What the proposed changes would do is shift the definition of materiality in the audit and attestsation literate to match what is used by the US courts, PCAOB, SEC, and FASB. Currently the definition is aligned with IASB and IAASB.

I will quote portions of one paragraph in the exposure draft and make some comments.

Read the rest of this entry »

Written by Jim Ulvog

June 7, 2019, 8:11 am at 8:11 am

Posted in Audits

Tagged with ,

CPA sanctioned by California Attorney General over audit of charity

with 2 comments

Image courtesy of Adobe Stock.

The California AG negotiated a settlement with a charity for their alleged overvaluation of medical GIK. I say alleged because the charity, three present or former board members, the charity’s insurance company, and the external auditor all deny in the settlement they did anything wrong.

The alleged scheme, according to the AG, was the charity used two other charities, which it formed, to buy medicine in the Netherlands and then donate it back to the ‘parent’, which then recognized GIK at US prices.

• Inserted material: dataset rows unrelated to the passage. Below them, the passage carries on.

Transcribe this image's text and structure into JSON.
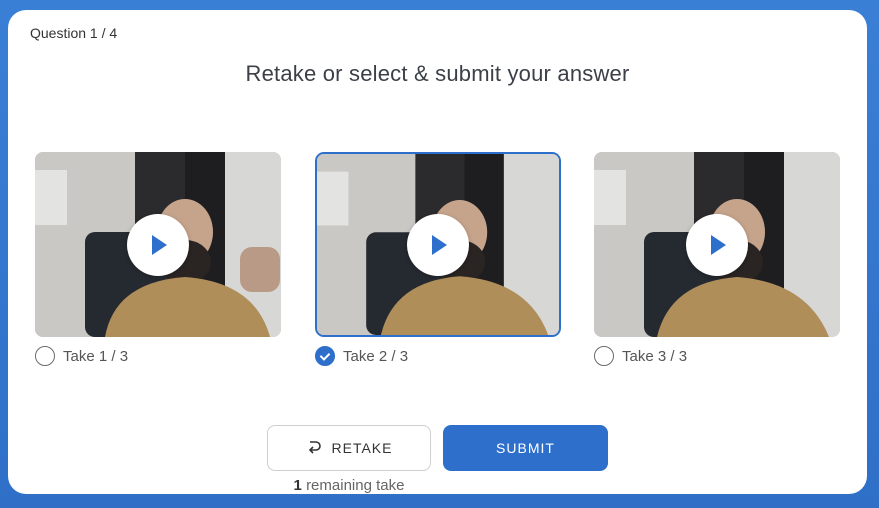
{
  "header": {
    "question_counter": "Question 1 / 4",
    "title": "Retake or select & submit your answer"
  },
  "takes": [
    {
      "label": "Take 1 / 3",
      "selected": false
    },
    {
      "label": "Take 2 / 3",
      "selected": true
    },
    {
      "label": "Take 3 / 3",
      "selected": false
    }
  ],
  "actions": {
    "retake_label": "RETAKE",
    "retake_icon": "retake-arrow-icon",
    "submit_label": "SUBMIT",
    "remaining_count": "1",
    "remaining_text": "remaining take"
  },
  "colors": {
    "accent": "#2e6fcb",
    "background": "#3a7fd6"
  }
}
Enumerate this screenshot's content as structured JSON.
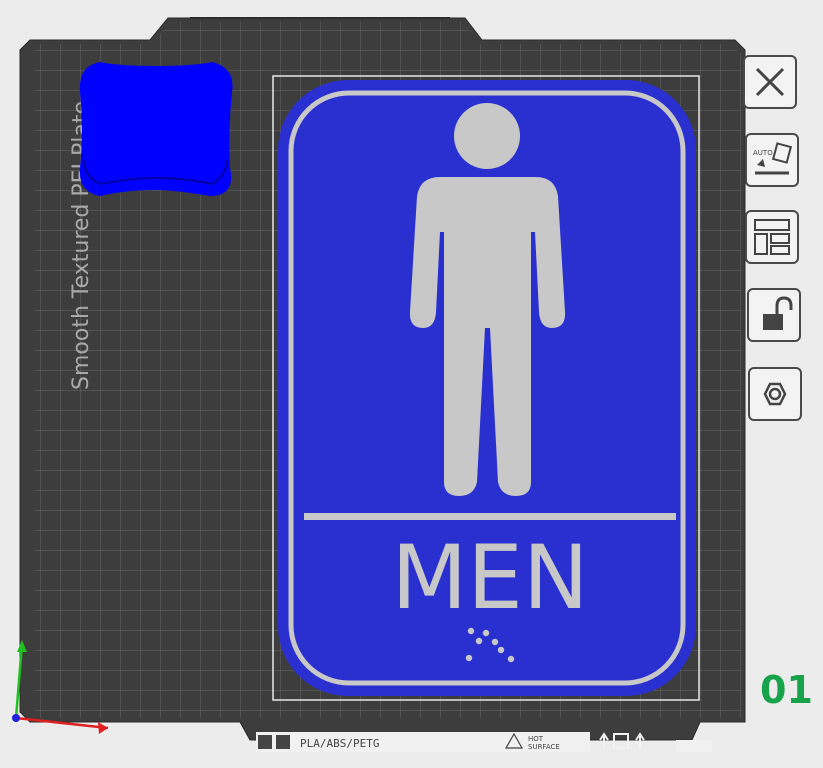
{
  "plate": {
    "label": "Smooth Textured PEI Plate",
    "filament_label": "PLA/ABS/PETG",
    "hot_surface_line1": "HOT",
    "hot_surface_line2": "SURFACE",
    "number": "01",
    "number_color": "#17a34a"
  },
  "sign_model": {
    "text": "MEN",
    "color": "#2a2fd0",
    "print_color": "#c8c8c8",
    "braille_dot_count": 7
  },
  "small_object": {
    "color": "#0000ff"
  },
  "toolbar": {
    "buttons": [
      {
        "name": "close-plate-button",
        "icon": "close-icon",
        "tooltip": ""
      },
      {
        "name": "auto-orient-button",
        "icon": "auto-orient-icon",
        "icon_text": "AUTO"
      },
      {
        "name": "arrange-button",
        "icon": "arrange-icon"
      },
      {
        "name": "lock-plate-button",
        "icon": "unlock-icon"
      },
      {
        "name": "plate-settings-button",
        "icon": "settings-icon"
      }
    ]
  },
  "axes": {
    "x_color": "#e02020",
    "y_color": "#20c020",
    "z_color": "#2020e0"
  }
}
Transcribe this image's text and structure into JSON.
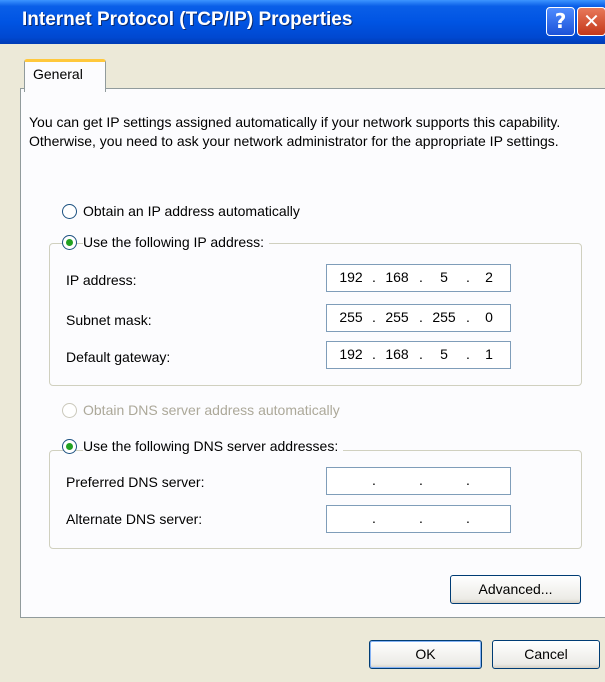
{
  "window": {
    "title": "Internet Protocol (TCP/IP) Properties"
  },
  "titlebar_buttons": {
    "help": "?",
    "close": "✕"
  },
  "tabs": [
    {
      "label": "General"
    }
  ],
  "intro_text": "You can get IP settings assigned automatically if your network supports this capability. Otherwise, you need to ask your network administrator for the appropriate IP settings.",
  "ip_mode": {
    "auto_label": "Obtain an IP address automatically",
    "manual_label": "Use the following IP address:",
    "selected": "manual"
  },
  "ip_fields": [
    {
      "label": "IP address:",
      "octets": [
        "192",
        "168",
        "5",
        "2"
      ]
    },
    {
      "label": "Subnet mask:",
      "octets": [
        "255",
        "255",
        "255",
        "0"
      ]
    },
    {
      "label": "Default gateway:",
      "octets": [
        "192",
        "168",
        "5",
        "1"
      ]
    }
  ],
  "dns_mode": {
    "auto_label": "Obtain DNS server address automatically",
    "manual_label": "Use the following DNS server addresses:",
    "selected": "manual",
    "auto_disabled": true
  },
  "dns_fields": [
    {
      "label": "Preferred DNS server:",
      "octets": [
        "",
        "",
        "",
        ""
      ]
    },
    {
      "label": "Alternate DNS server:",
      "octets": [
        "",
        "",
        "",
        ""
      ]
    }
  ],
  "buttons": {
    "advanced": "Advanced...",
    "ok": "OK",
    "cancel": "Cancel"
  },
  "colors": {
    "titlebar": "#0054e3",
    "dialog_bg": "#ece9d8",
    "radio_dot": "#21a121",
    "tab_highlight": "#ffc83c"
  }
}
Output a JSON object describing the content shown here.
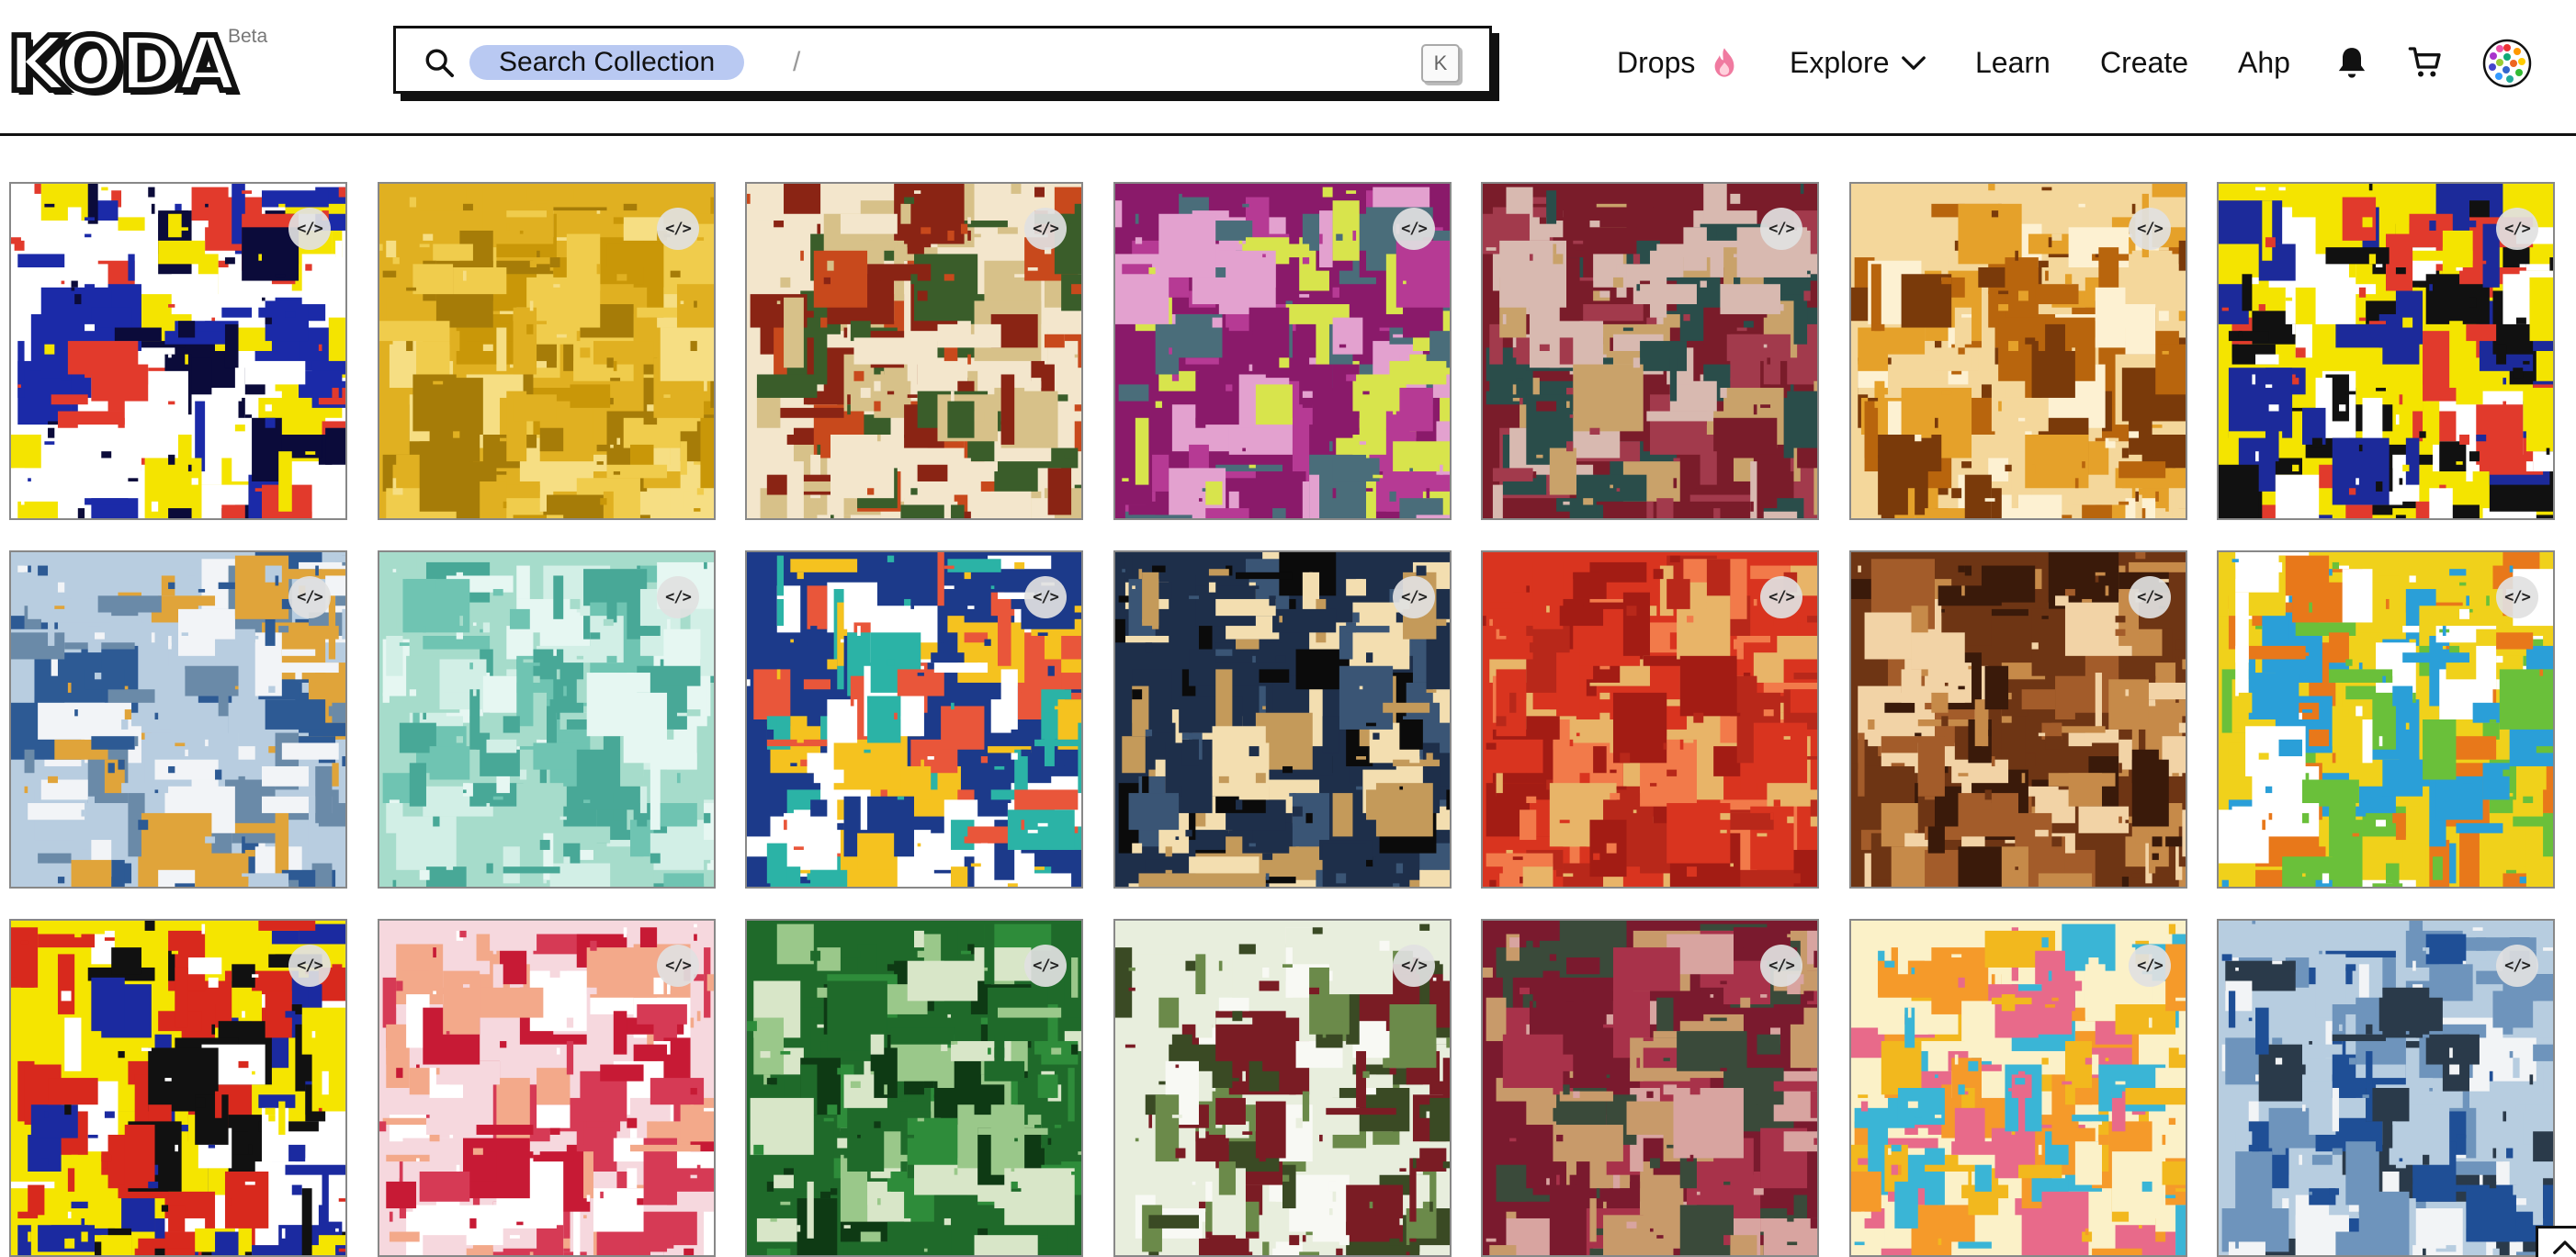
{
  "header": {
    "logo_text": "KODA",
    "beta_label": "Beta",
    "search": {
      "chip_label": "Search Collection",
      "slash": "/",
      "shortcut_key": "K"
    },
    "nav": {
      "drops": "Drops",
      "explore": "Explore",
      "learn": "Learn",
      "create": "Create",
      "account": "Ahp"
    },
    "icons": [
      "search-icon",
      "fire-icon",
      "chevron-down-icon",
      "bell-icon",
      "cart-icon",
      "avatar"
    ]
  },
  "grid": {
    "code_label": "</>",
    "tiles": [
      {
        "colors": [
          "#ffffff",
          "#1b2aa8",
          "#f4e400",
          "#e23a2c",
          "#0b0b3a"
        ]
      },
      {
        "colors": [
          "#e0b021",
          "#c99708",
          "#f0cc4c",
          "#a67c08",
          "#f6de83"
        ]
      },
      {
        "colors": [
          "#f3e6cc",
          "#c8491c",
          "#8a2414",
          "#3a5d2a",
          "#d7c189"
        ]
      },
      {
        "colors": [
          "#8a1a6a",
          "#b63a94",
          "#e3a1cf",
          "#4a6d7a",
          "#d8e44c"
        ]
      },
      {
        "colors": [
          "#7a1c2a",
          "#a23a4c",
          "#c9a26a",
          "#2a4d4a",
          "#d8b9b0"
        ]
      },
      {
        "colors": [
          "#f4d79b",
          "#e5a12a",
          "#fdf1d2",
          "#b8650d",
          "#7a3a0a"
        ]
      },
      {
        "colors": [
          "#f4e400",
          "#1c2a9a",
          "#e13a2c",
          "#ffffff",
          "#111111"
        ]
      },
      {
        "colors": [
          "#b8cde0",
          "#2d5a94",
          "#e0a43a",
          "#f2f4f7",
          "#6a8aa8"
        ]
      },
      {
        "colors": [
          "#a6dccb",
          "#6fc4b2",
          "#d2efe6",
          "#48a897",
          "#e6f7f2"
        ]
      },
      {
        "colors": [
          "#1c3a8a",
          "#e9563a",
          "#2bb3a6",
          "#f5c21f",
          "#ffffff"
        ]
      },
      {
        "colors": [
          "#1e2f4a",
          "#f3deb0",
          "#0b0b0b",
          "#c49a5a",
          "#3a5575"
        ]
      },
      {
        "colors": [
          "#d9341f",
          "#b8281a",
          "#e8b468",
          "#f27a4a",
          "#a31c14"
        ]
      },
      {
        "colors": [
          "#6e3514",
          "#c68a49",
          "#f2d3a6",
          "#3a1a0a",
          "#a35c2a"
        ]
      },
      {
        "colors": [
          "#f0d11b",
          "#2a9fd8",
          "#e8781a",
          "#6ac03a",
          "#ffffff"
        ]
      },
      {
        "colors": [
          "#f5e500",
          "#d8291d",
          "#1b2aa0",
          "#ffffff",
          "#111111"
        ]
      },
      {
        "colors": [
          "#f6d8de",
          "#d63a55",
          "#f3a98a",
          "#ffffff",
          "#c71a35"
        ]
      },
      {
        "colors": [
          "#1f6a2a",
          "#2e8c3a",
          "#9ac88a",
          "#0e3a14",
          "#d8e6c8"
        ]
      },
      {
        "colors": [
          "#e8eedd",
          "#6b8a4a",
          "#7a1c24",
          "#f8f9f4",
          "#3a4a24"
        ]
      },
      {
        "colors": [
          "#7a1a2e",
          "#a8324a",
          "#d8a4a0",
          "#3a4a3a",
          "#c89a6a"
        ]
      },
      {
        "colors": [
          "#fbf1c8",
          "#f2b81e",
          "#e86a8a",
          "#3ab5d6",
          "#f59a2a"
        ]
      },
      {
        "colors": [
          "#b7cde0",
          "#1f4f96",
          "#f2f4f6",
          "#2a3a4a",
          "#6e94bc"
        ]
      }
    ]
  }
}
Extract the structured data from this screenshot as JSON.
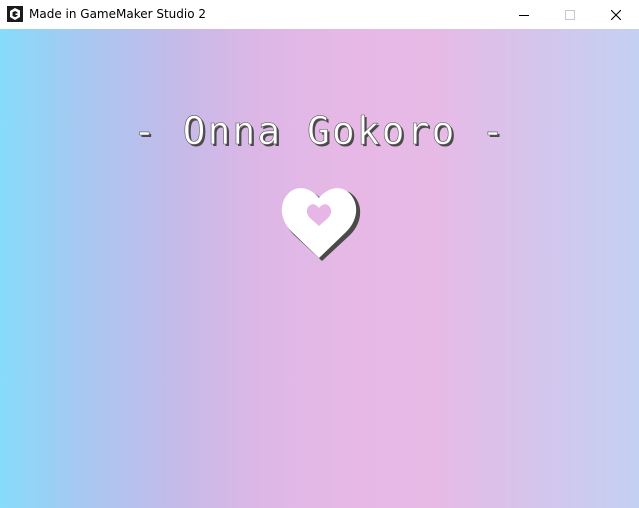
{
  "window": {
    "title": "Made in GameMaker Studio 2",
    "app_icon": "gamemaker-icon",
    "controls": {
      "minimize_icon": "minimize-icon",
      "maximize_icon": "maximize-icon",
      "close_icon": "close-icon"
    }
  },
  "game": {
    "title": "- Onna Gokoro -",
    "emblem_icon": "heart-icon",
    "colors": {
      "gradient_left": "#86dcfb",
      "gradient_middle": "#e7b8e5",
      "gradient_right": "#c3d0f3",
      "title_fill": "#ffffff",
      "title_shadow": "#4a4a4a",
      "heart_inner": "#e8b6e6"
    }
  }
}
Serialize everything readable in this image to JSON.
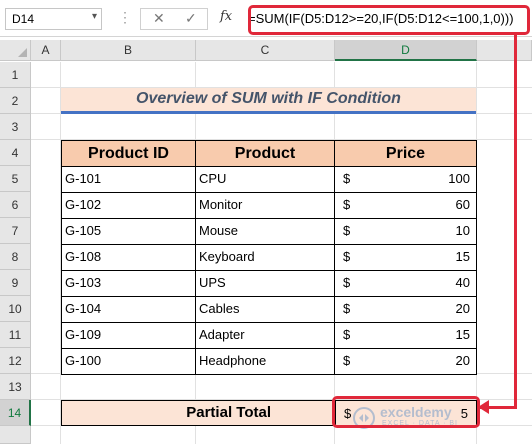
{
  "formula_bar": {
    "name_box": "D14",
    "name_box_arrow": "▾",
    "dots": "⋮",
    "cancel": "✕",
    "enter": "✓",
    "fx": "fx",
    "formula": "=SUM(IF(D5:D12>=20,IF(D5:D12<=100,1,0)))"
  },
  "columns": [
    "A",
    "B",
    "C",
    "D"
  ],
  "selected_column": "D",
  "rows": [
    "1",
    "2",
    "3",
    "4",
    "5",
    "6",
    "7",
    "8",
    "9",
    "10",
    "11",
    "12",
    "13",
    "14"
  ],
  "selected_row": "14",
  "title": "Overview of SUM with IF Condition",
  "table": {
    "headers": [
      "Product ID",
      "Product",
      "Price"
    ],
    "currency": "$",
    "rows": [
      {
        "id": "G-101",
        "product": "CPU",
        "price": "100"
      },
      {
        "id": "G-102",
        "product": "Monitor",
        "price": "60"
      },
      {
        "id": "G-105",
        "product": "Mouse",
        "price": "10"
      },
      {
        "id": "G-108",
        "product": "Keyboard",
        "price": "15"
      },
      {
        "id": "G-103",
        "product": "UPS",
        "price": "40"
      },
      {
        "id": "G-104",
        "product": "Cables",
        "price": "20"
      },
      {
        "id": "G-109",
        "product": "Adapter",
        "price": "15"
      },
      {
        "id": "G-100",
        "product": "Headphone",
        "price": "20"
      }
    ]
  },
  "total": {
    "label": "Partial Total",
    "currency": "$",
    "value": "5"
  },
  "watermark": {
    "name": "exceldemy",
    "tagline": "EXCEL · DATA · BI"
  },
  "colors": {
    "highlight": "#e0283a",
    "header_fill": "#f8cbad",
    "title_fill": "#fce4d6",
    "accent_green": "#217346"
  }
}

The AG asserts that over the course of 25 or more transactions, the purchase of about $225,000 of medicine by the two controlled charities generated gift-in-kind revenue of about $34,900,000 in the sanctioned charity.

Of note for readers of this blog is that the CPA providing an external audit was sanctioned as part of the negotiated settlement. She audited the charity and signed its 990s. She also audited one of the controlled charities and signed their 990s.

Read the rest of this entry »

Written by Jim Ulvog

June 4, 2019, 10:23 am at 10:23 am

News flash for CPAs: auditor reports will be changing again for 12/31/20 audits

leave a comment »

Reaction of many CPAs to the accelerating rate of change facing the profession. Image courtesy of Adobe Stock.

On May 8, 2019, the Auditing Standards Board of the AICPA issued two new SASs:

The AICPA press release is here.

SAS 135 is only 36 pages long, but SAS 134 at 261 pages in length is a bruiser.

Essentially, 134 will replace the audit literature that discusses the auditor’s report (AU-C 700), modification of the audit report (AU-C 705), and emphasis-of-matter sections (AU-C 706). Wording and format of audit reports and entire range of modifications will all be changing.

Effective date is years ending on or after December 15, 2020. That means these will first apply for 12/31/20 audits performed in late winter/spring of 2021.

Seems like a long time in the future, but might be worth setting some time aside to start sorting through the changes.

Written by Jim Ulvog

May 24, 2019, 7:00 am at 7:00 am

Posted in Audits

Tagged with ,